Money may be tight, but 'smart aid' to developing countries can really work | Larry Elliott

From Aid | The Guardian Sun Jan 13 2013, 15:53:00

Far from creating dependency, strategic assistance from the west can help developing countries to help themselves

A lot of water has passed under the bridge since Britain hosted the G8 summit at Gleneagles in July 2005. Life was sweet when the leaders of the world's most powerful western economies pledged themselves to debt relief and aid to help poor countries. Growth was strong, asset prices were rising, and the financial crisis was two years away.

In 2013 it will, once again, be Britain's turn to chair the G8, but the mood will be quite different when leaders meet at Lough Erne in Northern Ireland this summer. The talk will be of fiscal cliffs, the euro's struggle for survival, high energy prices and the struggle to ensure financial solvency. One thing is certain: there will be no repeat of the commitment to double aid within five years. Money is tight.

Back in 2005, the pressure on Tony Blair came from only one source: the Make Poverty History (MPH) coalition that saw Gleneagles as an opportunity to cajole the G8 into making binding pledges on development. David Cameron has a more difficult task this year - for in addition to the lobbying by MPH2, he is coming under fire from aid sceptics who challenge the logic of a government that is cutting public spending at home massively increasing public spending abroad.

[view whole blog post ]
 See More    |     Report Abuse


You might also be interested in the following news stories:

Sierra Leone:   Mobile Money Sent to Hundreds of Families Hit By Sierra Leone Mudslide (news)
Thomson Reuters Foundation
15 September 2017

Aid agencies hope that these cash transfers mean families will not be forced to take their children out of school or sell their assets in order to ensure they have enough food to eat Money is being ... [read more]

Sierra Leone:   Schools Reopen After Mudslide Disaster (news)
Deutsche Welle
19 September 2017

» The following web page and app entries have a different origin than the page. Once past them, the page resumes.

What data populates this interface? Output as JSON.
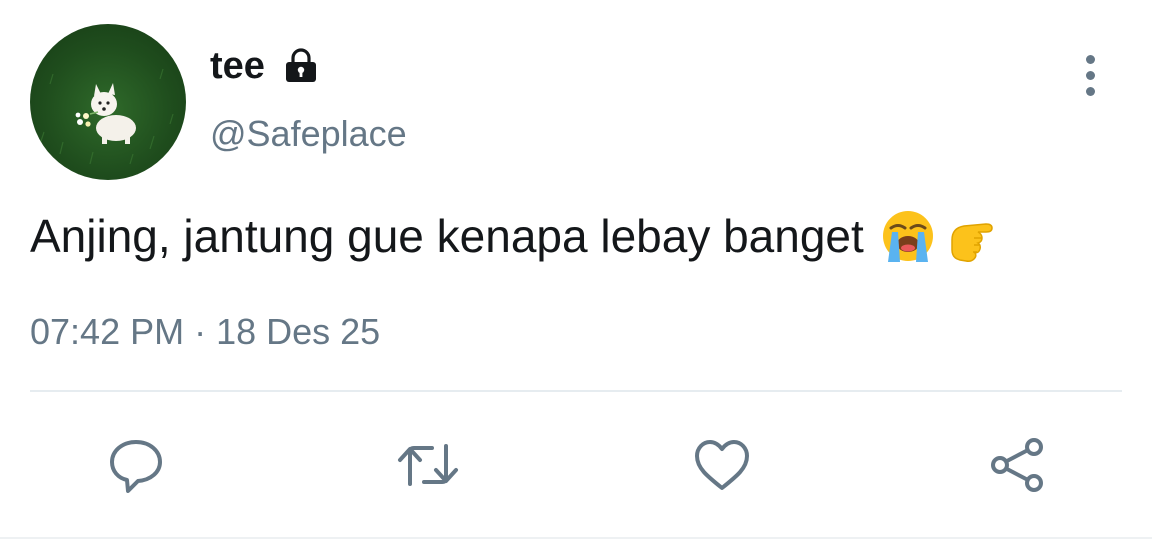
{
  "tweet": {
    "display_name": "tee",
    "handle": "@Safeplace",
    "text": "Anjing, jantung gue kenapa lebay banget",
    "emojis": [
      "loudly-crying-face",
      "backhand-index-pointing-right"
    ],
    "time": "07:42 PM",
    "separator": " · ",
    "date": "18 Des 25",
    "protected": true
  },
  "icons": {
    "lock": "lock-icon",
    "more": "more-vertical-icon",
    "reply": "reply-icon",
    "retweet": "retweet-icon",
    "like": "heart-icon",
    "share": "share-icon"
  },
  "colors": {
    "primary_text": "#14171a",
    "secondary_text": "#657786",
    "divider": "#e6ecf0"
  }
}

Schools in Sierra Leone have reopened more than a month after a mudslide devastated communities around Freetown. But not all students can return as many schools are still being used as temporary ... [read more]

Sierra Leone:   Police Complaints Board Presents Annual Report to President Koroma (news)
Government of Sierra Leone
21 September 2017

The Independent Police Complaints Board (IPCB) on Wednesday 20 September presented its Inaugural Report for 2016 to President Dr Ernest Bai Koroma at State House in Freetown. Receiving the report, the ... [read more]



blogAfrica is allAfrica.com's platform to help you keep an ear on the African blogosphere. We draw diverse voices from around the world who post regularly and insightfully about African issues. Bloggers, submit your blog's rss-feed!